▶ **What the task asks**
Images stay out. Everything else in the records is repeated exactly.

= = = =

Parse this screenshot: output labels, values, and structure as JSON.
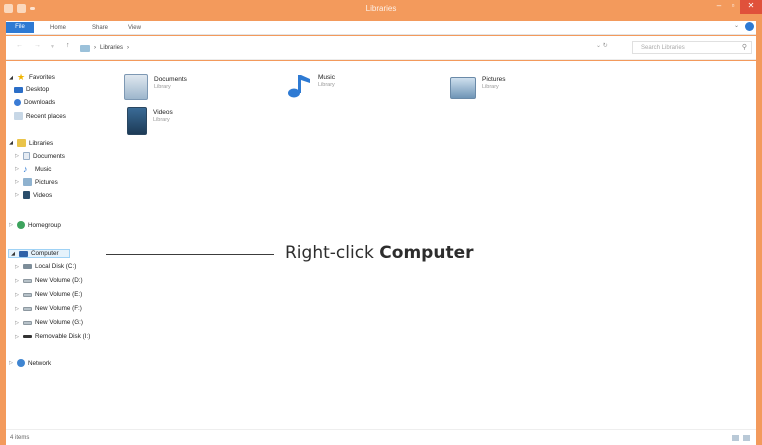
{
  "window": {
    "title": "Libraries",
    "controls": {
      "minimize": "–",
      "maximize": "▫",
      "close": "✕"
    },
    "accent_color": "#f39a5c"
  },
  "ribbon": {
    "tabs": {
      "file": "File",
      "home": "Home",
      "share": "Share",
      "view": "View"
    },
    "expand": "⌄"
  },
  "address_bar": {
    "path": "Libraries",
    "separator": "›",
    "refresh": "⌄  ↻",
    "search_placeholder": "Search Libraries"
  },
  "nav": {
    "favorites": {
      "label": "Favorites",
      "items": {
        "desktop": "Desktop",
        "downloads": "Downloads",
        "recent": "Recent places"
      }
    },
    "libraries": {
      "label": "Libraries",
      "items": {
        "documents": "Documents",
        "music": "Music",
        "pictures": "Pictures",
        "videos": "Videos"
      }
    },
    "homegroup": "Homegroup",
    "computer": {
      "label": "Computer",
      "drives": {
        "c": "Local Disk (C:)",
        "d": "New Volume (D:)",
        "e": "New Volume (E:)",
        "f": "New Volume (F:)",
        "g": "New Volume (G:)",
        "i": "Removable Disk (I:)"
      }
    },
    "network": "Network"
  },
  "tiles": {
    "documents": {
      "name": "Documents",
      "type": "Library"
    },
    "music": {
      "name": "Music",
      "type": "Library"
    },
    "pictures": {
      "name": "Pictures",
      "type": "Library"
    },
    "videos": {
      "name": "Videos",
      "type": "Library"
    }
  },
  "status": {
    "items": "4 items"
  },
  "callout": {
    "prefix": "Right-click ",
    "bold": "Computer"
  }
}
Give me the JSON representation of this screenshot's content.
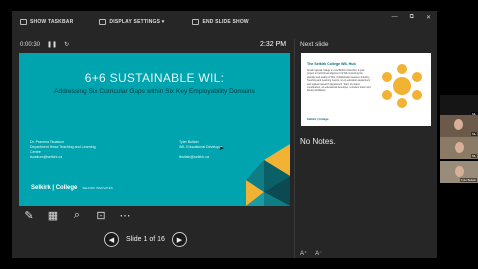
{
  "toolbar": {
    "show_taskbar": "SHOW TASKBAR",
    "display_settings": "DISPLAY SETTINGS ▾",
    "end_slide_show": "END SLIDE SHOW"
  },
  "window_controls": {
    "minimize": "—",
    "restore": "⧉",
    "close": "✕"
  },
  "timer": {
    "elapsed": "0:00:30",
    "pause_icon": "pause-icon",
    "reset_icon": "reset-icon"
  },
  "clock": "2:32 PM",
  "slide": {
    "title": "6+6 SUSTAINABLE WIL:",
    "subtitle": "Addressing Six Curricular Gaps within Six Key Employability Domains",
    "presenter1": {
      "name": "Dr. Pravena Tsuakum",
      "role1": "Department Head Teaching and Learning",
      "role2": "Centre",
      "email": "tsuakum@selkirk.ca"
    },
    "presenter2": {
      "name": "Tyler Bullain",
      "role": "WIL Educational Developer",
      "email": "tbullain@selkirk.ca"
    },
    "logo": "Selkirk | College",
    "logo_tag": "SELKIRK INNOVATES",
    "accent": "#00a4ae"
  },
  "tools": [
    "pen-icon",
    "slides-grid-icon",
    "zoom-icon",
    "camera-off-icon",
    "more-icon"
  ],
  "nav": {
    "label": "Slide 1 of 16",
    "prev": "◀",
    "next": "▶"
  },
  "next_slide": {
    "label": "Next slide",
    "title": "The Selkirk College WIL Hub",
    "body": "Small regional college in rural British Columbia. 6-year project to build broad alignment of WIL improving the quantity and quality of WIL. Collaboration between industry, Teaching and Learning Centre, co-op education department and applied research department. Team of project coordinators, an educational developer, a student intern and faculty facilitators.",
    "logo": "Selkirk | College"
  },
  "notes": "No Notes.",
  "font_controls": {
    "increase": "A⁺",
    "decrease": "A⁻"
  },
  "participants": [
    {
      "label": "ML"
    },
    {
      "label": "ML"
    },
    {
      "label": "ML"
    },
    {
      "label": "Tyler Bullain"
    }
  ]
}
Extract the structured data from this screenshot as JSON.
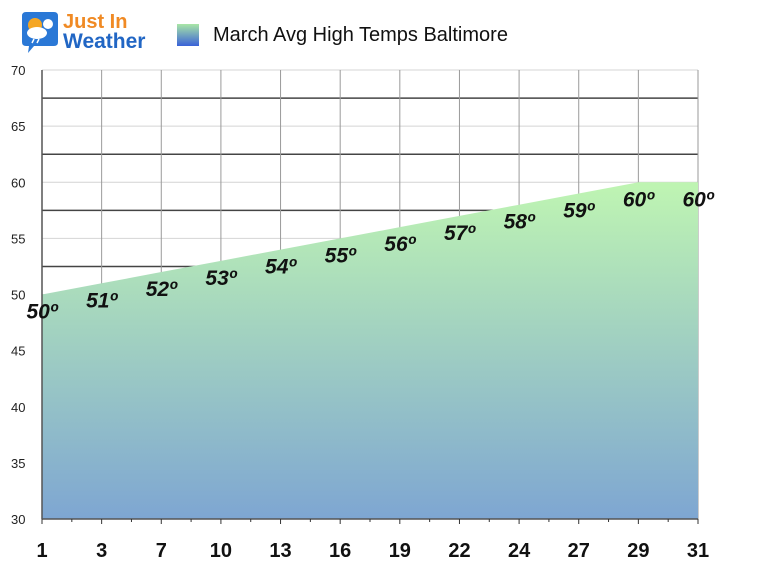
{
  "logo": {
    "line1": "Just In",
    "line2": "Weather",
    "icon": "weather-cloud-sun-snow-icon"
  },
  "legend": {
    "label": "March Avg High Temps Baltimore",
    "swatch_colors": [
      "#a9e6a6",
      "#3a62d8"
    ]
  },
  "chart_data": {
    "type": "area",
    "title": "March Avg High Temps Baltimore",
    "xlabel": "",
    "ylabel": "",
    "categories": [
      "1",
      "3",
      "7",
      "10",
      "13",
      "16",
      "19",
      "22",
      "24",
      "27",
      "29",
      "31"
    ],
    "series": [
      {
        "name": "March Avg High Temps Baltimore",
        "values": [
          50,
          51,
          52,
          53,
          54,
          55,
          56,
          57,
          58,
          59,
          60,
          60
        ],
        "data_labels": [
          "50º",
          "51º",
          "52º",
          "53º",
          "54º",
          "55º",
          "56º",
          "57º",
          "58º",
          "59º",
          "60º",
          "60º"
        ],
        "fill_gradient": [
          "#bff5b2",
          "#7ea6d2"
        ]
      }
    ],
    "ylim": [
      30,
      70
    ],
    "yticks": [
      30,
      35,
      40,
      45,
      50,
      55,
      60,
      65,
      70
    ],
    "grid": true,
    "legend_position": "top"
  }
}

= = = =

▶ **Response below**
Parse this screenshot: output labels, values, and structure as JSON.
{
  "window": {
    "title": "Libraries",
    "controls": {
      "minimize": "–",
      "maximize": "▫",
      "close": "✕"
    },
    "accent_color": "#f39a5c"
  },
  "ribbon": {
    "tabs": {
      "file": "File",
      "home": "Home",
      "share": "Share",
      "view": "View"
    },
    "expand": "⌄"
  },
  "address_bar": {
    "path": "Libraries",
    "separator": "›",
    "refresh": "⌄  ↻",
    "search_placeholder": "Search Libraries"
  },
  "nav": {
    "favorites": {
      "label": "Favorites",
      "items": {
        "desktop": "Desktop",
        "downloads": "Downloads",
        "recent": "Recent places"
      }
    },
    "libraries": {
      "label": "Libraries",
      "items": {
        "documents": "Documents",
        "music": "Music",
        "pictures": "Pictures",
        "videos": "Videos"
      }
    },
    "homegroup": "Homegroup",
    "computer": {
      "label": "Computer",
      "drives": {
        "c": "Local Disk (C:)",
        "d": "New Volume (D:)",
        "e": "New Volume (E:)",
        "f": "New Volume (F:)",
        "g": "New Volume (G:)",
        "i": "Removable Disk (I:)"
      }
    },
    "network": "Network"
  },
  "tiles": {
    "documents": {
      "name": "Documents",
      "type": "Library"
    },
    "music": {
      "name": "Music",
      "type": "Library"
    },
    "pictures": {
      "name": "Pictures",
      "type": "Library"
    },
    "videos": {
      "name": "Videos",
      "type": "Library"
    }
  },
  "status": {
    "items": "4 items"
  },
  "callout": {
    "prefix": "Right-click ",
    "bold": "Computer"
  }
}
Give me the JSON representation of this screenshot's content.
{
  "toolbar": {
    "show_taskbar": "SHOW TASKBAR",
    "display_settings": "DISPLAY SETTINGS ▾",
    "end_slide_show": "END SLIDE SHOW"
  },
  "window_controls": {
    "minimize": "—",
    "restore": "⧉",
    "close": "✕"
  },
  "timer": {
    "elapsed": "0:00:30",
    "pause_icon": "pause-icon",
    "reset_icon": "reset-icon"
  },
  "clock": "2:32 PM",
  "slide": {
    "title": "6+6 SUSTAINABLE WIL:",
    "subtitle": "Addressing Six Curricular Gaps within Six Key Employability Domains",
    "presenter1": {
      "name": "Dr. Pravena Tsuakum",
      "role1": "Department Head Teaching and Learning",
      "role2": "Centre",
      "email": "tsuakum@selkirk.ca"
    },
    "presenter2": {
      "name": "Tyler Bullain",
      "role": "WIL Educational Developer",
      "email": "tbullain@selkirk.ca"
    },
    "logo": "Selkirk | College",
    "logo_tag": "SELKIRK INNOVATES",
    "accent": "#00a4ae"
  },
  "tools": [
    "pen-icon",
    "slides-grid-icon",
    "zoom-icon",
    "camera-off-icon",
    "more-icon"
  ],
  "nav": {
    "label": "Slide 1 of 16",
    "prev": "◀",
    "next": "▶"
  },
  "next_slide": {
    "label": "Next slide",
    "title": "The Selkirk College WIL Hub",
    "body": "Small regional college in rural British Columbia. 6-year project to build broad alignment of WIL improving the quantity and quality of WIL. Collaboration between industry, Teaching and Learning Centre, co-op education department and applied research department. Team of project coordinators, an educational developer, a student intern and faculty facilitators.",
    "logo": "Selkirk | College"
  },
  "notes": "No Notes.",
  "font_controls": {
    "increase": "A⁺",
    "decrease": "A⁻"
  },
  "participants": [
    {
      "label": "ML"
    },
    {
      "label": "ML"
    },
    {
      "label": "ML"
    },
    {
      "label": "Tyler Bullain"
    }
  ]
}
Extract the structured data from this screenshot as JSON.
{
  "logo": {
    "line1": "Just In",
    "line2": "Weather",
    "icon": "weather-cloud-sun-snow-icon"
  },
  "legend": {
    "label": "March Avg High Temps Baltimore",
    "swatch_colors": [
      "#a9e6a6",
      "#3a62d8"
    ]
  },
  "chart_data": {
    "type": "area",
    "title": "March Avg High Temps Baltimore",
    "xlabel": "",
    "ylabel": "",
    "categories": [
      "1",
      "3",
      "7",
      "10",
      "13",
      "16",
      "19",
      "22",
      "24",
      "27",
      "29",
      "31"
    ],
    "series": [
      {
        "name": "March Avg High Temps Baltimore",
        "values": [
          50,
          51,
          52,
          53,
          54,
          55,
          56,
          57,
          58,
          59,
          60,
          60
        ],
        "data_labels": [
          "50º",
          "51º",
          "52º",
          "53º",
          "54º",
          "55º",
          "56º",
          "57º",
          "58º",
          "59º",
          "60º",
          "60º"
        ],
        "fill_gradient": [
          "#bff5b2",
          "#7ea6d2"
        ]
      }
    ],
    "ylim": [
      30,
      70
    ],
    "yticks": [
      30,
      35,
      40,
      45,
      50,
      55,
      60,
      65,
      70
    ],
    "grid": true,
    "legend_position": "top"
  }
}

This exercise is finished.